● **TASK ITEM**
Restate each entry below without changing a word.

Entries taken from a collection
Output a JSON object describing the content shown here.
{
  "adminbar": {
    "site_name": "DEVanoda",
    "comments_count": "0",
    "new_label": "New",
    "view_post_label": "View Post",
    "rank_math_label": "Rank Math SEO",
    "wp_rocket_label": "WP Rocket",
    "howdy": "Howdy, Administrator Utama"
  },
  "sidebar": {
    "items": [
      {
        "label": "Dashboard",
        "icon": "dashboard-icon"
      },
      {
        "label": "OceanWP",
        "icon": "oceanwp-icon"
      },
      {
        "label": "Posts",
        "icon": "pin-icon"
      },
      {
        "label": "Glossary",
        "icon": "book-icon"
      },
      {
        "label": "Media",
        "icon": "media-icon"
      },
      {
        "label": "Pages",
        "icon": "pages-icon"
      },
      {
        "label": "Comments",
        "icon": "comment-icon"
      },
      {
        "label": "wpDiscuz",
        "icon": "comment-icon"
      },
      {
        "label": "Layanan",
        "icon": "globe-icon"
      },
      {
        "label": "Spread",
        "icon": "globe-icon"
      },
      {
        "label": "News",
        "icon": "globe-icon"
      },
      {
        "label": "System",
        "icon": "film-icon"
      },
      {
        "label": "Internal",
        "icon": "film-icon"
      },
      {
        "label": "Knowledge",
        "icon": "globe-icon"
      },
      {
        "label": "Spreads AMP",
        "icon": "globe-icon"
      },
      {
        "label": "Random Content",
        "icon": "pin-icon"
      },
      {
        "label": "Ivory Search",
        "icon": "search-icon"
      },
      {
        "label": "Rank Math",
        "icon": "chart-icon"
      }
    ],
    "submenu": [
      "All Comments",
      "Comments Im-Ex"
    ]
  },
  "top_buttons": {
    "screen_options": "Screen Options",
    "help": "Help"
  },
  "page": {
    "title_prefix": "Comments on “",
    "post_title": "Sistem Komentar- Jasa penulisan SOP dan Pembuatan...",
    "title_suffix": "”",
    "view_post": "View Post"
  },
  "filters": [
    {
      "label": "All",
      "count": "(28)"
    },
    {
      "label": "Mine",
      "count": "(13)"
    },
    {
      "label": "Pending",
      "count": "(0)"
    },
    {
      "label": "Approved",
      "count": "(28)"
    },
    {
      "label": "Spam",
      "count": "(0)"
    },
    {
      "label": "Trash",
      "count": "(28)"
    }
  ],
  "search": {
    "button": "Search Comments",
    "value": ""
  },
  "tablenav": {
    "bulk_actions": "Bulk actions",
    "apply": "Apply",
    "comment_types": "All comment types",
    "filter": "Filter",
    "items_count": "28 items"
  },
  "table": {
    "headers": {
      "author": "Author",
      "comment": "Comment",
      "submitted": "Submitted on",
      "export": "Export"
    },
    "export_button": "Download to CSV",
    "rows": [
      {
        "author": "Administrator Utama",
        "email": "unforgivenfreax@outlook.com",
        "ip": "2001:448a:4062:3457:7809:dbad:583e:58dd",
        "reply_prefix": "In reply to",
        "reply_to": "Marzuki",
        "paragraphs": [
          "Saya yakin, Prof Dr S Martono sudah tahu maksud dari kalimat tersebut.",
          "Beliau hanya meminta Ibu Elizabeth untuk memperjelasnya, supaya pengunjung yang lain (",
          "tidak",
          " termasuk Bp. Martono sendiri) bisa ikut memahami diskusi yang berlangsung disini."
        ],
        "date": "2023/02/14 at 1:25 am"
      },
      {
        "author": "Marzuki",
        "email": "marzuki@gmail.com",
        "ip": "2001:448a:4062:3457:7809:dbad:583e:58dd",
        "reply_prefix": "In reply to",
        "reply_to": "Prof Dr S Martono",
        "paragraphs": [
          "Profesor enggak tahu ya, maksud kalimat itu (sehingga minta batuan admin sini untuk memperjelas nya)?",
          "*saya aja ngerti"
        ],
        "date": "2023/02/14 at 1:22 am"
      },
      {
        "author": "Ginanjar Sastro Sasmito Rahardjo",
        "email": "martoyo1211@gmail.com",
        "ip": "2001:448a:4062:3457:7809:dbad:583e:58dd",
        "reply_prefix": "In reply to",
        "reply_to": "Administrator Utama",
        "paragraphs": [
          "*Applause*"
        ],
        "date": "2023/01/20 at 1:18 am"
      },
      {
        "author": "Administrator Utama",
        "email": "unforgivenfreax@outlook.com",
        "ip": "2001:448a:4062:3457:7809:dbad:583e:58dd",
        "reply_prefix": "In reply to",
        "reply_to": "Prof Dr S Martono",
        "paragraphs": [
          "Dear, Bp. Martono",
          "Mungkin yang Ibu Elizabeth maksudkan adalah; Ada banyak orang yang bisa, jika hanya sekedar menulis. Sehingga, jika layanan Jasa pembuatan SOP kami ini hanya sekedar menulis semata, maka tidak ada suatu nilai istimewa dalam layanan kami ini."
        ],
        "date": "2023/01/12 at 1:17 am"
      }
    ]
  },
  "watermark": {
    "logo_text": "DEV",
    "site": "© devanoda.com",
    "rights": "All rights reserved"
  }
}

● **SOLUTION TO THIS PROBLEM**
Output a JSON object describing the content shown here.
{
  "adminbar": {
    "site_name": "DEVanoda",
    "comments_count": "0",
    "new_label": "New",
    "view_post_label": "View Post",
    "rank_math_label": "Rank Math SEO",
    "wp_rocket_label": "WP Rocket",
    "howdy": "Howdy, Administrator Utama"
  },
  "sidebar": {
    "items": [
      {
        "label": "Dashboard",
        "icon": "dashboard-icon"
      },
      {
        "label": "OceanWP",
        "icon": "oceanwp-icon"
      },
      {
        "label": "Posts",
        "icon": "pin-icon"
      },
      {
        "label": "Glossary",
        "icon": "book-icon"
      },
      {
        "label": "Media",
        "icon": "media-icon"
      },
      {
        "label": "Pages",
        "icon": "pages-icon"
      },
      {
        "label": "Comments",
        "icon": "comment-icon"
      },
      {
        "label": "wpDiscuz",
        "icon": "comment-icon"
      },
      {
        "label": "Layanan",
        "icon": "globe-icon"
      },
      {
        "label": "Spread",
        "icon": "globe-icon"
      },
      {
        "label": "News",
        "icon": "globe-icon"
      },
      {
        "label": "System",
        "icon": "film-icon"
      },
      {
        "label": "Internal",
        "icon": "film-icon"
      },
      {
        "label": "Knowledge",
        "icon": "globe-icon"
      },
      {
        "label": "Spreads AMP",
        "icon": "globe-icon"
      },
      {
        "label": "Random Content",
        "icon": "pin-icon"
      },
      {
        "label": "Ivory Search",
        "icon": "search-icon"
      },
      {
        "label": "Rank Math",
        "icon": "chart-icon"
      }
    ],
    "submenu": [
      "All Comments",
      "Comments Im-Ex"
    ]
  },
  "top_buttons": {
    "screen_options": "Screen Options",
    "help": "Help"
  },
  "page": {
    "title_prefix": "Comments on “",
    "post_title": "Sistem Komentar- Jasa penulisan SOP dan Pembuatan...",
    "title_suffix": "”",
    "view_post": "View Post"
  },
  "filters": [
    {
      "label": "All",
      "count": "(28)"
    },
    {
      "label": "Mine",
      "count": "(13)"
    },
    {
      "label": "Pending",
      "count": "(0)"
    },
    {
      "label": "Approved",
      "count": "(28)"
    },
    {
      "label": "Spam",
      "count": "(0)"
    },
    {
      "label": "Trash",
      "count": "(28)"
    }
  ],
  "search": {
    "button": "Search Comments",
    "value": ""
  },
  "tablenav": {
    "bulk_actions": "Bulk actions",
    "apply": "Apply",
    "comment_types": "All comment types",
    "filter": "Filter",
    "items_count": "28 items"
  },
  "table": {
    "headers": {
      "author": "Author",
      "comment": "Comment",
      "submitted": "Submitted on",
      "export": "Export"
    },
    "export_button": "Download to CSV",
    "rows": [
      {
        "author": "Administrator Utama",
        "email": "unforgivenfreax@outlook.com",
        "ip": "2001:448a:4062:3457:7809:dbad:583e:58dd",
        "reply_prefix": "In reply to",
        "reply_to": "Marzuki",
        "paragraphs": [
          "Saya yakin, Prof Dr S Martono sudah tahu maksud dari kalimat tersebut.",
          "Beliau hanya meminta Ibu Elizabeth untuk memperjelasnya, supaya pengunjung yang lain (",
          "tidak",
          " termasuk Bp. Martono sendiri) bisa ikut memahami diskusi yang berlangsung disini."
        ],
        "date": "2023/02/14 at 1:25 am"
      },
      {
        "author": "Marzuki",
        "email": "marzuki@gmail.com",
        "ip": "2001:448a:4062:3457:7809:dbad:583e:58dd",
        "reply_prefix": "In reply to",
        "reply_to": "Prof Dr S Martono",
        "paragraphs": [
          "Profesor enggak tahu ya, maksud kalimat itu (sehingga minta batuan admin sini untuk memperjelas nya)?",
          "*saya aja ngerti"
        ],
        "date": "2023/02/14 at 1:22 am"
      },
      {
        "author": "Ginanjar Sastro Sasmito Rahardjo",
        "email": "martoyo1211@gmail.com",
        "ip": "2001:448a:4062:3457:7809:dbad:583e:58dd",
        "reply_prefix": "In reply to",
        "reply_to": "Administrator Utama",
        "paragraphs": [
          "*Applause*"
        ],
        "date": "2023/01/20 at 1:18 am"
      },
      {
        "author": "Administrator Utama",
        "email": "unforgivenfreax@outlook.com",
        "ip": "2001:448a:4062:3457:7809:dbad:583e:58dd",
        "reply_prefix": "In reply to",
        "reply_to": "Prof Dr S Martono",
        "paragraphs": [
          "Dear, Bp. Martono",
          "Mungkin yang Ibu Elizabeth maksudkan adalah; Ada banyak orang yang bisa, jika hanya sekedar menulis. Sehingga, jika layanan Jasa pembuatan SOP kami ini hanya sekedar menulis semata, maka tidak ada suatu nilai istimewa dalam layanan kami ini."
        ],
        "date": "2023/01/12 at 1:17 am"
      }
    ]
  },
  "watermark": {
    "logo_text": "DEV",
    "site": "© devanoda.com",
    "rights": "All rights reserved"
  }
}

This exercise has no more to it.